“wherein it was observed that while cancelling bail under Section 439(2) of Cr.P.C., the primary considerations which weigh with the Court are whether the accused is likely to tamper with the evidence or interfere or attempt to interfere with the due course of justice or evade the due course of justice. But that is not all. The High Court or the Sessions Court can cancel the bail even in cases where the order granting bail suffers from serious infirmities resulting in miscarriage of justice.”
1. In Onkar Gulati vs. State & Anr. reported in 1998 CriLJ 1320 in which the Court observed as under:-
“6. It is a well established principle of law that it is easier to grant bail in a non bailable case. However, once a bail is granted it cannot be cancelled merely on a request from the side of the complainant unless and until the complainant shows that the same is being misused and it is no longer conducive in the interest of justice to allow him any further to remain on bail. Once a man has been set at liberty through an order of a Court he cannot be deprived of the same unless the complainant makes out a case for cancellation of the same. There is a consensus amongst different High Courts and the Hon’ble Supreme Court on this points that a bail once granted can be cancelled only in those discerning few cases where it is shown that a person to whom theconcession of bail has been granted is misusing the same by subverting the course of justice i.e. efforts are being made to suborn the witnesses, threats are being extended to the witnesses and they are being intimidated not to appear against the accused persons and in case they do so they will have to bear dire consequences. The bail can also be cancelled in case the accused on bail fails to appear before the court at the time of the trial and thus there is an abuse of the process of the court.”

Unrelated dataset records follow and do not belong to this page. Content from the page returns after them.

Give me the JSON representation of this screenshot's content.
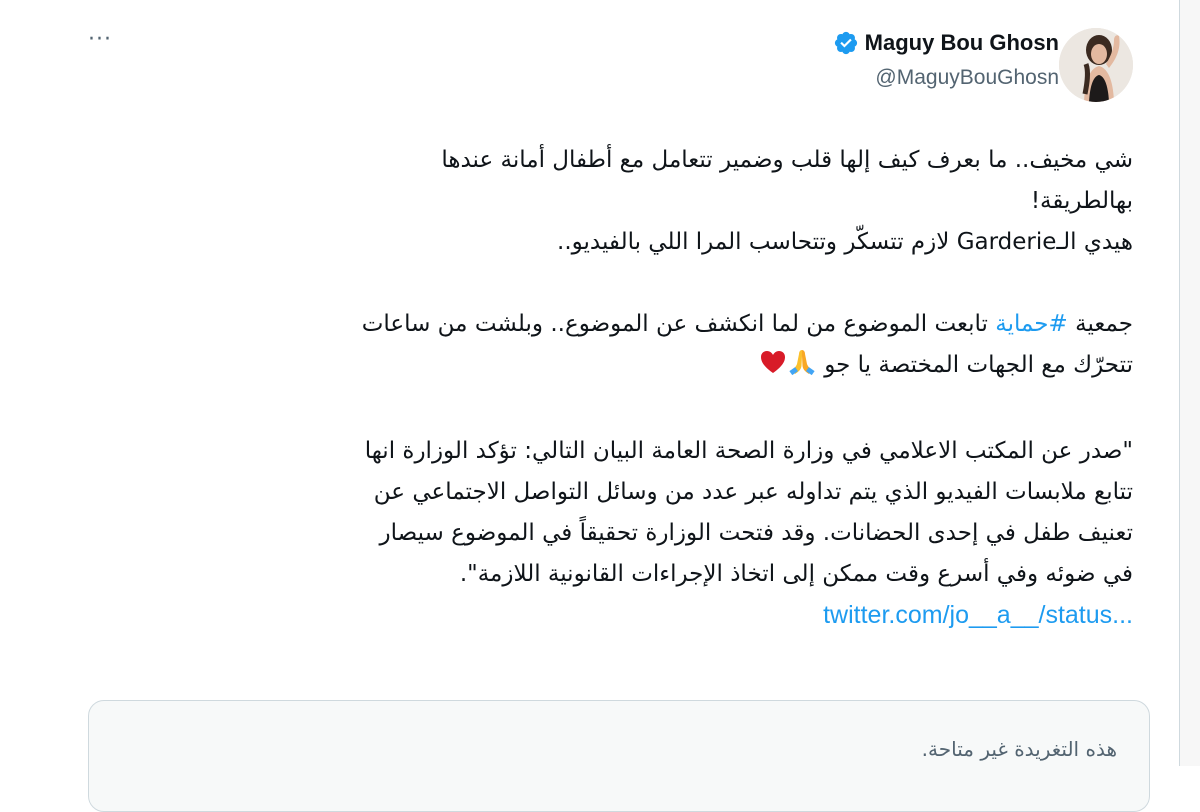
{
  "tweet": {
    "author_name": "Maguy Bou Ghosn",
    "author_handle": "@MaguyBouGhosn",
    "more_label": "···",
    "lines": {
      "p1_l1": "شي مخيف.. ما بعرف كيف إلها قلب وضمير تتعامل مع أطفال أمانة عندها",
      "p1_l2": "بهالطريقة!",
      "p1_l3": "هيدي الـGarderie لازم تتسكّر وتتحاسب المرا اللي بالفيديو..",
      "p2_before_hashtag": "جمعية ",
      "p2_hashtag": "#حماية",
      "p2_after_hashtag": " تابعت الموضوع من لما انكشف عن الموضوع.. وبلشت من ساعات",
      "p2_l2": "تتحرّك مع الجهات المختصة يا جو ",
      "p3_l1": "\"صدر عن المكتب الاعلامي في وزارة الصحة العامة البيان التالي: تؤكد الوزارة انها",
      "p3_l2": "تتابع ملابسات الفيديو الذي يتم تداوله عبر عدد من وسائل التواصل الاجتماعي عن",
      "p3_l3": "تعنيف طفل في إحدى الحضانات. وقد فتحت الوزارة تحقيقاً في الموضوع سيصار",
      "p3_l4": "في ضوئه وفي أسرع وقت ممكن إلى اتخاذ الإجراءات القانونية اللازمة\"."
    },
    "link_text": "twitter.com/jo__a__/status...",
    "emojis": [
      "folded-hands-icon",
      "red-heart-icon"
    ],
    "colors": {
      "link": "#1d9bf0",
      "verified": "#1d9bf0",
      "text": "#0f1419",
      "secondary": "#536471"
    }
  },
  "quote": {
    "unavailable_text": "هذه التغريدة غير متاحة."
  }
}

10. Moreover, it is well settled that enlargement of bail is the rule and committal to jail is an exception.
11. In the case in hand, the respondent no. 2 was granted anticipatory bail on his second bail application vide order dated 27.04.2017. The petitioner herein seek cancellation of the said order. However, after perusal of the grounds for cancellation of bail, it is necessary to peruse the same in that aspect as per facts and circumstances of the present case. As per settled law the cancellation of bail depends upon facts and circumstances of the case as well as on the developments unveiled after grant of bail. In the present case, after the grant of grant of anticipatory bail by the concerned court, the respondent no. 2 has joined the investigation on 29.04.2017 and was formally arrested. All the other co-accused has also joined the investigation along with the respondent no. 2. There is no allegation that during this period he had tried to influence or threaten the witnesses. The mobile phone seized during the investigation has been sent to FSL and even the MLC report of Ms. Shivali /petitioner and Sh. Atul Kumar/Father stated the result as ‘Simple’.
12. After the glance at the status report, it is observed that the grounds necessary to cancel the grant of bail is not made out. In the aforesaid circumstances, even when there is a serious charge levelled against the appellant, that by itself should not be the reason to deny anticipatory bail when the matter is examined keeping in view other factors enumerated above. The discretion vested with the court under 482 Cr.P.C should also be exercised with caution and prudence. It is unnecessary to travel beyond it and subject the wide power and discretion conferred by the legislature to a rigorous code of self-imposed limitations.
13. On the basis of the above facts, it is observed that there is no need for any interference in the impugned order passed by the Trial Court and hence, the petition is accordingly dismissed.
SANGITA DHINGRA SEHGAL, J NOVEMBER 20 , 2017